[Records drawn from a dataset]
---------------
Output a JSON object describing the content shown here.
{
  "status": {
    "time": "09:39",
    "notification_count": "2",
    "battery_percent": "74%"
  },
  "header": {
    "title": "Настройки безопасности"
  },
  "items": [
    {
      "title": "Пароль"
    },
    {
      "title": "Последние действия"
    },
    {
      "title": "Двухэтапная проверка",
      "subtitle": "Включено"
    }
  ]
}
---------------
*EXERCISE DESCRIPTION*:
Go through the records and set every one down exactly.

*EXERCISE SOLUTION*:
Output a JSON object describing the content shown here.
{
  "status": {
    "time": "09:39",
    "notification_count": "2",
    "battery_percent": "74%"
  },
  "header": {
    "title": "Настройки безопасности"
  },
  "items": [
    {
      "title": "Пароль"
    },
    {
      "title": "Последние действия"
    },
    {
      "title": "Двухэтапная проверка",
      "subtitle": "Включено"
    }
  ]
}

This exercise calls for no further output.